# [WORK REQUIRED]
Output all the data exactly as it appears below.

# [Records from a data collection]
▼

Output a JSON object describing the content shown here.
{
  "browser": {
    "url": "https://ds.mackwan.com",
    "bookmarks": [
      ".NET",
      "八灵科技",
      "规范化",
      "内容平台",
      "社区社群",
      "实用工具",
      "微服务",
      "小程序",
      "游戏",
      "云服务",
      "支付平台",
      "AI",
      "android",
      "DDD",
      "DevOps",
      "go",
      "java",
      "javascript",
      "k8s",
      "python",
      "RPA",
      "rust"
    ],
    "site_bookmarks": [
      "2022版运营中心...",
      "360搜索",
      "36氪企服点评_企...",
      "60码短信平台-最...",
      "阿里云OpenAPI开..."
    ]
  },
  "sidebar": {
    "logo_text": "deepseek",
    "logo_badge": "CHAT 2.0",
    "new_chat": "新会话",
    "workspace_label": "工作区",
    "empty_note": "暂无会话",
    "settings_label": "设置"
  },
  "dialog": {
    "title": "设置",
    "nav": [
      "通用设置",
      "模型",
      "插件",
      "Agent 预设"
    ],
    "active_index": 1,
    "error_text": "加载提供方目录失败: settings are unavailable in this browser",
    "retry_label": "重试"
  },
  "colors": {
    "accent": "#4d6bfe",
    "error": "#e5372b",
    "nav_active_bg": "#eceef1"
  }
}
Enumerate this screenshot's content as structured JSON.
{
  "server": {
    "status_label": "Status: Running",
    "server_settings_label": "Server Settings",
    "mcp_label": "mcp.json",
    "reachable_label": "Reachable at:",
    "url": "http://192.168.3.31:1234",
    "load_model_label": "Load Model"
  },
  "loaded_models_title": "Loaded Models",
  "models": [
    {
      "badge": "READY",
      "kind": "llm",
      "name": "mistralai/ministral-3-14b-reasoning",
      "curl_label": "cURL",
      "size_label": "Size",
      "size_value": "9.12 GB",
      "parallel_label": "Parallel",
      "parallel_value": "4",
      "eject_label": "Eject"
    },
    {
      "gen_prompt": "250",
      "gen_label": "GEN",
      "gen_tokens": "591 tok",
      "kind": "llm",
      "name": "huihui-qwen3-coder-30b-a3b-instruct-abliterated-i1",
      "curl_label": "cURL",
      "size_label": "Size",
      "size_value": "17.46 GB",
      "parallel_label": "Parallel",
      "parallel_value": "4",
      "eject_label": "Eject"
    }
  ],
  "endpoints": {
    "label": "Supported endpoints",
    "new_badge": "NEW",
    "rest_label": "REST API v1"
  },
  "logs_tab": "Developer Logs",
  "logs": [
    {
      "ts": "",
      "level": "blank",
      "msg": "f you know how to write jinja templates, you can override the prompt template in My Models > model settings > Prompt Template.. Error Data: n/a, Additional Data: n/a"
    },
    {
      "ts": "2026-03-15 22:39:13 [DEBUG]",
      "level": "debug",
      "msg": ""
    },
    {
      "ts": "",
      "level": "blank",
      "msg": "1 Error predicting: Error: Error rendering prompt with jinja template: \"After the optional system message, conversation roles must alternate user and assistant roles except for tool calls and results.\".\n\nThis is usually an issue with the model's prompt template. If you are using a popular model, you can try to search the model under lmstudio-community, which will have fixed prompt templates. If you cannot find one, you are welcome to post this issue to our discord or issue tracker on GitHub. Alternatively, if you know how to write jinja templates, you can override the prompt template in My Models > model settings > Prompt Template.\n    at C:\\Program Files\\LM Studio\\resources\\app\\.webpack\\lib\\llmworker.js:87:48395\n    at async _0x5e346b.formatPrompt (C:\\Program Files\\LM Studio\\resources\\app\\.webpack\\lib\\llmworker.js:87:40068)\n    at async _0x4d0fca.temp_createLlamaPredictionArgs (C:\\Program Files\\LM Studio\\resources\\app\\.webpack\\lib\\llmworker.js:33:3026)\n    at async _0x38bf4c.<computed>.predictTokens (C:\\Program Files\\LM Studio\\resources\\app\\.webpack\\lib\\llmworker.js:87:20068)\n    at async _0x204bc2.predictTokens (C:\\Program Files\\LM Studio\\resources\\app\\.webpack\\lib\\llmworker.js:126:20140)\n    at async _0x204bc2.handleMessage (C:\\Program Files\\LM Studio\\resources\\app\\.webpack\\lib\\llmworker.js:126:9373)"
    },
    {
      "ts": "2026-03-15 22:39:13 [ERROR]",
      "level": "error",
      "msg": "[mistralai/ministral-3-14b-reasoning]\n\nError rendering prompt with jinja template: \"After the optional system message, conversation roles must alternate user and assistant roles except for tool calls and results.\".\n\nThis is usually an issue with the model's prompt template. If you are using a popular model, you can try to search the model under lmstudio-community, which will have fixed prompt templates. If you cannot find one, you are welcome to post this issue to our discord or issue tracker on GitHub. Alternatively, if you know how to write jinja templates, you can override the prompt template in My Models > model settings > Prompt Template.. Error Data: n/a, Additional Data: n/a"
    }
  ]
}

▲

# [EXERCISE RESULT]
Output a JSON object describing the content shown here.
{
  "browser": {
    "url": "https://ds.mackwan.com",
    "bookmarks": [
      ".NET",
      "八灵科技",
      "规范化",
      "内容平台",
      "社区社群",
      "实用工具",
      "微服务",
      "小程序",
      "游戏",
      "云服务",
      "支付平台",
      "AI",
      "android",
      "DDD",
      "DevOps",
      "go",
      "java",
      "javascript",
      "k8s",
      "python",
      "RPA",
      "rust"
    ],
    "site_bookmarks": [
      "2022版运营中心...",
      "360搜索",
      "36氪企服点评_企...",
      "60码短信平台-最...",
      "阿里云OpenAPI开..."
    ]
  },
  "sidebar": {
    "logo_text": "deepseek",
    "logo_badge": "CHAT 2.0",
    "new_chat": "新会话",
    "workspace_label": "工作区",
    "empty_note": "暂无会话",
    "settings_label": "设置"
  },
  "dialog": {
    "title": "设置",
    "nav": [
      "通用设置",
      "模型",
      "插件",
      "Agent 预设"
    ],
    "active_index": 1,
    "error_text": "加载提供方目录失败: settings are unavailable in this browser",
    "retry_label": "重试"
  },
  "colors": {
    "accent": "#4d6bfe",
    "error": "#e5372b",
    "nav_active_bg": "#eceef1"
  }
}
Enumerate this screenshot's content as structured JSON.
{
  "server": {
    "status_label": "Status: Running",
    "server_settings_label": "Server Settings",
    "mcp_label": "mcp.json",
    "reachable_label": "Reachable at:",
    "url": "http://192.168.3.31:1234",
    "load_model_label": "Load Model"
  },
  "loaded_models_title": "Loaded Models",
  "models": [
    {
      "badge": "READY",
      "kind": "llm",
      "name": "mistralai/ministral-3-14b-reasoning",
      "curl_label": "cURL",
      "size_label": "Size",
      "size_value": "9.12 GB",
      "parallel_label": "Parallel",
      "parallel_value": "4",
      "eject_label": "Eject"
    },
    {
      "gen_prompt": "250",
      "gen_label": "GEN",
      "gen_tokens": "591 tok",
      "kind": "llm",
      "name": "huihui-qwen3-coder-30b-a3b-instruct-abliterated-i1",
      "curl_label": "cURL",
      "size_label": "Size",
      "size_value": "17.46 GB",
      "parallel_label": "Parallel",
      "parallel_value": "4",
      "eject_label": "Eject"
    }
  ],
  "endpoints": {
    "label": "Supported endpoints",
    "new_badge": "NEW",
    "rest_label": "REST API v1"
  },
  "logs_tab": "Developer Logs",
  "logs": [
    {
      "ts": "",
      "level": "blank",
      "msg": "f you know how to write jinja templates, you can override the prompt template in My Models > model settings > Prompt Template.. Error Data: n/a, Additional Data: n/a"
    },
    {
      "ts": "2026-03-15 22:39:13 [DEBUG]",
      "level": "debug",
      "msg": ""
    },
    {
      "ts": "",
      "level": "blank",
      "msg": "1 Error predicting: Error: Error rendering prompt with jinja template: \"After the optional system message, conversation roles must alternate user and assistant roles except for tool calls and results.\".\n\nThis is usually an issue with the model's prompt template. If you are using a popular model, you can try to search the model under lmstudio-community, which will have fixed prompt templates. If you cannot find one, you are welcome to post this issue to our discord or issue tracker on GitHub. Alternatively, if you know how to write jinja templates, you can override the prompt template in My Models > model settings > Prompt Template.\n    at C:\\Program Files\\LM Studio\\resources\\app\\.webpack\\lib\\llmworker.js:87:48395\n    at async _0x5e346b.formatPrompt (C:\\Program Files\\LM Studio\\resources\\app\\.webpack\\lib\\llmworker.js:87:40068)\n    at async _0x4d0fca.temp_createLlamaPredictionArgs (C:\\Program Files\\LM Studio\\resources\\app\\.webpack\\lib\\llmworker.js:33:3026)\n    at async _0x38bf4c.<computed>.predictTokens (C:\\Program Files\\LM Studio\\resources\\app\\.webpack\\lib\\llmworker.js:87:20068)\n    at async _0x204bc2.predictTokens (C:\\Program Files\\LM Studio\\resources\\app\\.webpack\\lib\\llmworker.js:126:20140)\n    at async _0x204bc2.handleMessage (C:\\Program Files\\LM Studio\\resources\\app\\.webpack\\lib\\llmworker.js:126:9373)"
    },
    {
      "ts": "2026-03-15 22:39:13 [ERROR]",
      "level": "error",
      "msg": "[mistralai/ministral-3-14b-reasoning]\n\nError rendering prompt with jinja template: \"After the optional system message, conversation roles must alternate user and assistant roles except for tool calls and results.\".\n\nThis is usually an issue with the model's prompt template. If you are using a popular model, you can try to search the model under lmstudio-community, which will have fixed prompt templates. If you cannot find one, you are welcome to post this issue to our discord or issue tracker on GitHub. Alternatively, if you know how to write jinja templates, you can override the prompt template in My Models > model settings > Prompt Template.. Error Data: n/a, Additional Data: n/a"
    }
  ]
}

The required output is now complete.